►

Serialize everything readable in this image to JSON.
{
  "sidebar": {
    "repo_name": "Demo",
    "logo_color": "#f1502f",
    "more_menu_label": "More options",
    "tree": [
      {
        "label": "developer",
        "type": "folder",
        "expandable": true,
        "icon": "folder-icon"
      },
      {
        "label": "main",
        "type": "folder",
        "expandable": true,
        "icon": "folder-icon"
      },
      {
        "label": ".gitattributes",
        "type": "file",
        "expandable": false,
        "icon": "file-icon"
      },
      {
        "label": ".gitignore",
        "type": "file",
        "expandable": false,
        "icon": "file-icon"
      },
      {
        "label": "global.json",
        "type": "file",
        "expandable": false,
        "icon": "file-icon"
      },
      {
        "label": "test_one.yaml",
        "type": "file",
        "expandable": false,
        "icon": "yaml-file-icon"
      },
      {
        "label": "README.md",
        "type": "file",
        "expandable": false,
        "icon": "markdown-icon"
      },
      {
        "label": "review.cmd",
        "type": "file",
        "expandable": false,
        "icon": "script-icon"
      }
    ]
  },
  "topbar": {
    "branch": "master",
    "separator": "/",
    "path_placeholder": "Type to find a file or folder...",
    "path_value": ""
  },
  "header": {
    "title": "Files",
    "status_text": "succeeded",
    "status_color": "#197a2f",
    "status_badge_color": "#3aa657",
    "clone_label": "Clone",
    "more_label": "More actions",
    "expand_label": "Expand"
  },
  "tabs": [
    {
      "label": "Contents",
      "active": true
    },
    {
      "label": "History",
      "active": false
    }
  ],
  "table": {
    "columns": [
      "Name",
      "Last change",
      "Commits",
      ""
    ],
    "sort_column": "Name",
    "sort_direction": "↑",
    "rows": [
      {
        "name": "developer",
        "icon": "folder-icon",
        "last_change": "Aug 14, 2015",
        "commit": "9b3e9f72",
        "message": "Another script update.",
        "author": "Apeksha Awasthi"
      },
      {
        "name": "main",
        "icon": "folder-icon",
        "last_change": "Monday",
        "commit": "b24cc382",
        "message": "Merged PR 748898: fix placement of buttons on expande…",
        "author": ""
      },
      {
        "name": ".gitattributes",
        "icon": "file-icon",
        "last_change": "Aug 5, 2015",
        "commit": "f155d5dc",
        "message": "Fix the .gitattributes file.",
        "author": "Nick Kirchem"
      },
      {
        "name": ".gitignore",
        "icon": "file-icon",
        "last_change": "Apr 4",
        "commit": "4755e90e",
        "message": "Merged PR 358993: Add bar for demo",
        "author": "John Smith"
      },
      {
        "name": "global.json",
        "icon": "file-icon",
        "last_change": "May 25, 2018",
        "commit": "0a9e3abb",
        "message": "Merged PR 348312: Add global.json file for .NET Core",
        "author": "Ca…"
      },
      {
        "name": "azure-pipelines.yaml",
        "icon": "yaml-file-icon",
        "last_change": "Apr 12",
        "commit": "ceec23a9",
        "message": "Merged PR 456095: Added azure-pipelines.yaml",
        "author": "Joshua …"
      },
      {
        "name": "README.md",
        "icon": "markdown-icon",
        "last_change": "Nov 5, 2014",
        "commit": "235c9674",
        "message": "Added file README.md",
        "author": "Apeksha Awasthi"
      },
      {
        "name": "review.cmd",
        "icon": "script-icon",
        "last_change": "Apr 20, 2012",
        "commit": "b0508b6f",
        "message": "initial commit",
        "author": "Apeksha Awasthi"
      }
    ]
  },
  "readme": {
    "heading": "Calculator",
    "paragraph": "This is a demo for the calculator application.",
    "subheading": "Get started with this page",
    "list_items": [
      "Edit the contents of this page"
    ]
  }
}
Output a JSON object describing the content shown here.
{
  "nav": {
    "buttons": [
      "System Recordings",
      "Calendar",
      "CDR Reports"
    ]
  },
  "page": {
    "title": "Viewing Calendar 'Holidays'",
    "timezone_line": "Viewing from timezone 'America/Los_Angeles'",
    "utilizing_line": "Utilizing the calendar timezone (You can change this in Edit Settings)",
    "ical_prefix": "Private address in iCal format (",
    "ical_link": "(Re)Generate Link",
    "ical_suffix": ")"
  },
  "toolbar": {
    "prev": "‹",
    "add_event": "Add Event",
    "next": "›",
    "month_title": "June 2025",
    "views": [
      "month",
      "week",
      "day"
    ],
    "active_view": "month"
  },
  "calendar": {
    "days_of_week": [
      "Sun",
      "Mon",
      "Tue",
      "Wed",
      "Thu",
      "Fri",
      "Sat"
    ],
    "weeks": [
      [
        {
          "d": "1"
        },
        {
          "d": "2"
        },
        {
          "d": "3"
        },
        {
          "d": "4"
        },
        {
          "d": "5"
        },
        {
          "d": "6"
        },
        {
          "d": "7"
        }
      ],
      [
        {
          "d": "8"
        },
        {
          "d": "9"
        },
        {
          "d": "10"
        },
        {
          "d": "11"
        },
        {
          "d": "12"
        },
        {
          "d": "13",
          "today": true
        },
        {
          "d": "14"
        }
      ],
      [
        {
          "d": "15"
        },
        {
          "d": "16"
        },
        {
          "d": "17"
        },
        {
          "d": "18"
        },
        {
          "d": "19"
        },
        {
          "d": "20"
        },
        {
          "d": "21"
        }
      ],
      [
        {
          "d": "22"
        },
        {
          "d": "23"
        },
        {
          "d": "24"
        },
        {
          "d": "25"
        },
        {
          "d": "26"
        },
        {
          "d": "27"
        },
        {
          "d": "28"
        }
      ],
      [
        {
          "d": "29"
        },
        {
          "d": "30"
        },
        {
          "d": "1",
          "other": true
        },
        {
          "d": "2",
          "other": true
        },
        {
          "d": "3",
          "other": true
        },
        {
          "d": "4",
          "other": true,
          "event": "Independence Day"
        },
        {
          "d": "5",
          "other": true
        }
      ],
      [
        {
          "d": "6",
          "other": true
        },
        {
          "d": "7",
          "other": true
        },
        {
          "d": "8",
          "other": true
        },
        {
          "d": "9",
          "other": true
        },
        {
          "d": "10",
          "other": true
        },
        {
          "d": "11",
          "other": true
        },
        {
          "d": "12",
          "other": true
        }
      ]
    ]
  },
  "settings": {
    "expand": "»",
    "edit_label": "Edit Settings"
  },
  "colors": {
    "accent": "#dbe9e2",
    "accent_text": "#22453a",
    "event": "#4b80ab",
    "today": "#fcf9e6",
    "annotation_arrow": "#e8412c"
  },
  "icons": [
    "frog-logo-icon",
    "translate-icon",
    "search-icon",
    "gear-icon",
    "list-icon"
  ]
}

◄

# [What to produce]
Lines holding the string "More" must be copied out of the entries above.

# [Exercise answer]
    "more_menu_label": "More options",
    "more_label": "More actions",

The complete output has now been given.